The above painting is world famous, David's The Death of Marat. It is a fine example of revolutionary iconography - the radical Marat, in death, has become a secular martyr. Some commentators have pointed out the similarity to Michealangelo's Pieta - Marat's serene face and his wounds remind us of the Christ who has died in order to save us. The note in Marat's hand, given to him by his killer, Charlotte Corday, renforces David's message that Marat, the revolutionary saint, died in the service of others.
Some years ago, with some students of mine, I decided to try to find the room in Paris where the actual murder of Marat took place. I located the place where Charlotte Corday bought the knife that would become the murder weapon. It was at this spot, in the Palais Royal. (Three of my students served as models.)
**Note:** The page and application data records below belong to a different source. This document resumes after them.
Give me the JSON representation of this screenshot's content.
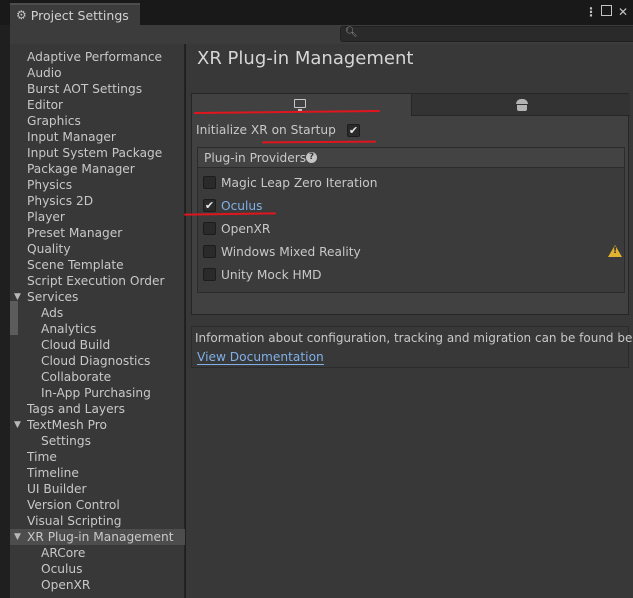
{
  "window": {
    "title": "Project Settings",
    "menu_glyph": "⋮",
    "close_glyph": "✕"
  },
  "sidebar": {
    "items": [
      {
        "label": "Adaptive Performance",
        "indent": 0
      },
      {
        "label": "Audio",
        "indent": 0
      },
      {
        "label": "Burst AOT Settings",
        "indent": 0
      },
      {
        "label": "Editor",
        "indent": 0
      },
      {
        "label": "Graphics",
        "indent": 0
      },
      {
        "label": "Input Manager",
        "indent": 0
      },
      {
        "label": "Input System Package",
        "indent": 0
      },
      {
        "label": "Package Manager",
        "indent": 0
      },
      {
        "label": "Physics",
        "indent": 0
      },
      {
        "label": "Physics 2D",
        "indent": 0
      },
      {
        "label": "Player",
        "indent": 0
      },
      {
        "label": "Preset Manager",
        "indent": 0
      },
      {
        "label": "Quality",
        "indent": 0
      },
      {
        "label": "Scene Template",
        "indent": 0
      },
      {
        "label": "Script Execution Order",
        "indent": 0
      },
      {
        "label": "Services",
        "indent": 0,
        "expanded": true
      },
      {
        "label": "Ads",
        "indent": 1
      },
      {
        "label": "Analytics",
        "indent": 1
      },
      {
        "label": "Cloud Build",
        "indent": 1
      },
      {
        "label": "Cloud Diagnostics",
        "indent": 1
      },
      {
        "label": "Collaborate",
        "indent": 1
      },
      {
        "label": "In-App Purchasing",
        "indent": 1
      },
      {
        "label": "Tags and Layers",
        "indent": 0
      },
      {
        "label": "TextMesh Pro",
        "indent": 0,
        "expanded": true
      },
      {
        "label": "Settings",
        "indent": 1
      },
      {
        "label": "Time",
        "indent": 0
      },
      {
        "label": "Timeline",
        "indent": 0
      },
      {
        "label": "UI Builder",
        "indent": 0
      },
      {
        "label": "Version Control",
        "indent": 0
      },
      {
        "label": "Visual Scripting",
        "indent": 0
      },
      {
        "label": "XR Plug-in Management",
        "indent": 0,
        "expanded": true,
        "selected": true
      },
      {
        "label": "ARCore",
        "indent": 1
      },
      {
        "label": "Oculus",
        "indent": 1
      },
      {
        "label": "OpenXR",
        "indent": 1
      }
    ]
  },
  "main": {
    "title": "XR Plug-in Management",
    "init_label": "Initialize XR on Startup",
    "init_checked": true,
    "providers_title": "Plug-in Providers",
    "help_glyph": "?",
    "providers": [
      {
        "label": "Magic Leap Zero Iteration",
        "checked": false
      },
      {
        "label": "Oculus",
        "checked": true
      },
      {
        "label": "OpenXR",
        "checked": false
      },
      {
        "label": "Windows Mixed Reality",
        "checked": false,
        "warning": true
      },
      {
        "label": "Unity Mock HMD",
        "checked": false
      }
    ],
    "info_text": "Information about configuration, tracking and migration can be found below.",
    "doc_link": "View Documentation"
  },
  "colors": {
    "accent_link": "#7fb0e8",
    "warning": "#e3b22e",
    "annotation": "#e0161e"
  }
}
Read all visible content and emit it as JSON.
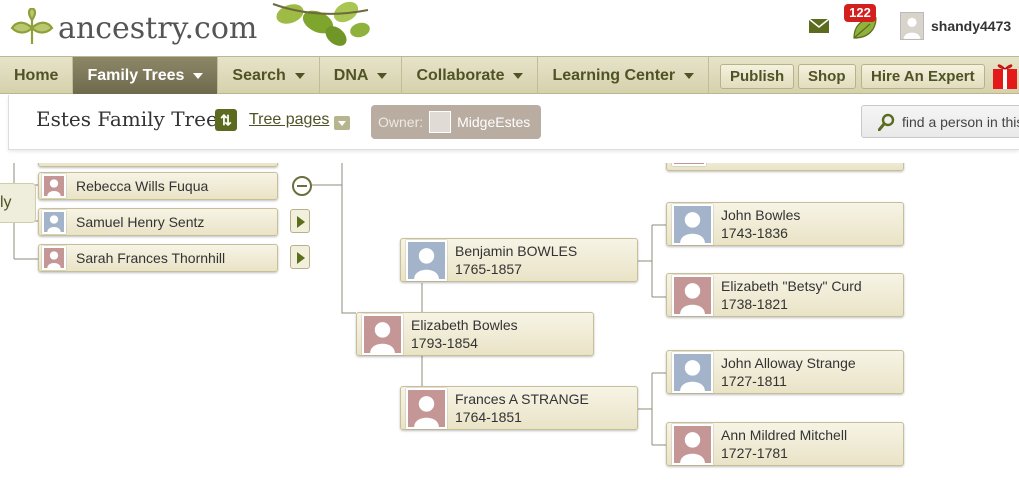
{
  "header": {
    "logo_text": "ancestry.com",
    "notifications_count": "122",
    "username": "shandy4473"
  },
  "nav": {
    "items": [
      {
        "label": "Home"
      },
      {
        "label": "Family Trees"
      },
      {
        "label": "Search"
      },
      {
        "label": "DNA"
      },
      {
        "label": "Collaborate"
      },
      {
        "label": "Learning Center"
      }
    ],
    "buttons": {
      "publish": "Publish",
      "shop": "Shop",
      "hire_expert": "Hire An Expert"
    }
  },
  "toolbar": {
    "tree_title": "Estes Family Tree",
    "tree_pages": "Tree pages",
    "owner_label": "Owner:",
    "owner_name": "MidgeEstes",
    "find_placeholder": "find a person in this tree"
  },
  "tree": {
    "side_tab_label": "ly",
    "left_people": [
      {
        "name": "Rebecca Wills Fuqua",
        "gender": "f"
      },
      {
        "name": "Samuel Henry Sentz",
        "gender": "m"
      },
      {
        "name": "Sarah Frances Thornhill",
        "gender": "f"
      }
    ],
    "focus": {
      "name": "Elizabeth Bowles",
      "years": "1793-1854",
      "gender": "f"
    },
    "parents": [
      {
        "name": "Benjamin BOWLES",
        "years": "1765-1857",
        "gender": "m"
      },
      {
        "name": "Frances A STRANGE",
        "years": "1764-1851",
        "gender": "f"
      }
    ],
    "grandparents": [
      {
        "name": "John Bowles",
        "years": "1743-1836",
        "gender": "m"
      },
      {
        "name": "Elizabeth \"Betsy\" Curd",
        "years": "1738-1821",
        "gender": "f"
      },
      {
        "name": "John Alloway Strange",
        "years": "1727-1811",
        "gender": "m"
      },
      {
        "name": "Ann Mildred Mitchell",
        "years": "1727-1781",
        "gender": "f"
      }
    ]
  },
  "colors": {
    "nav_text": "#4f5325",
    "female_portrait": "#c59696",
    "male_portrait": "#a3b3c9",
    "badge": "#d41f1f"
  }
}
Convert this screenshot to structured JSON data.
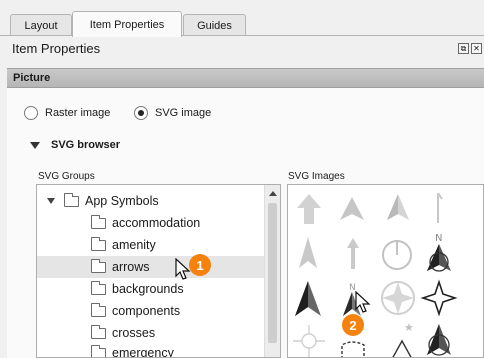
{
  "tabs": [
    {
      "label": "Layout",
      "active": false
    },
    {
      "label": "Item Properties",
      "active": true
    },
    {
      "label": "Guides",
      "active": false
    }
  ],
  "panel": {
    "title": "Item Properties",
    "float_icon": "float-window-icon",
    "close_icon": "close-icon"
  },
  "section": {
    "title": "Picture"
  },
  "source": {
    "raster_label": "Raster image",
    "svg_label": "SVG image",
    "selected": "SVG image"
  },
  "svg_browser": {
    "title": "SVG browser",
    "groups_label": "SVG Groups",
    "images_label": "SVG Images",
    "groups": {
      "root": "App Symbols",
      "children": [
        "accommodation",
        "amenity",
        "arrows",
        "backgrounds",
        "components",
        "crosses",
        "emergency"
      ],
      "hovered": "arrows"
    },
    "images": [
      "arrow-up-thick-icon",
      "arrow-point-icon",
      "arrow-half-point-icon",
      "arrow-thin-hook-icon",
      "arrow-slim-icon",
      "arrow-thin-up-icon",
      "north-circle-icon",
      "north-arrow-star-icon",
      "north-arrow-dark-icon",
      "north-n-arrow-icon",
      "compass-star-icon",
      "four-point-star-icon",
      "compass-cross-icon",
      "north-box-icon",
      "north-star-icon",
      "north-arrow-ornate-icon"
    ]
  },
  "callouts": [
    {
      "label": "1"
    },
    {
      "label": "2"
    }
  ],
  "colors": {
    "accent": "#f5820d",
    "section_bar": "#bdbdbd"
  }
}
Later we stopped at the building which once housed Marat's newspaper, the notorious The People's Friend , infamous for publishing his calls for more heads of aristocrats. It looks innocent enough today and gives no outward sign of its past.
Then we crossed the road to find the site where radical faction, the Cordeliers Club, used to meet in a former church. It was here that Danton and Marat would meet their comrades. (My friend, the artist Paul Smith served as model.)
And then, just a few steps further along the former rue de Cordeliers, I pushed open a huge door and entered a courtyard. It was here that Marat once lived and once died. I had to wait for a break in the proceedings, but then I entered the space that housed the friend of the people. And this is what it looks like:
Alas, no bath to be seen - instead, an interactive whiteboard. No upstairs either, Marat's room has vanished. But it was at this spot that Charlotte Corday killed Marat in his bath. He had once been a surgeon, dedicated to saving people's lives. He died a revolutionary who sent many to their deaths. Perhaps, therefore, it is not simply ironic, but also just, that the place where he was killed has become a lecture hall of the College of Medicine at the University of Paris.
See also my post on Vik Muniz's Modern Marat.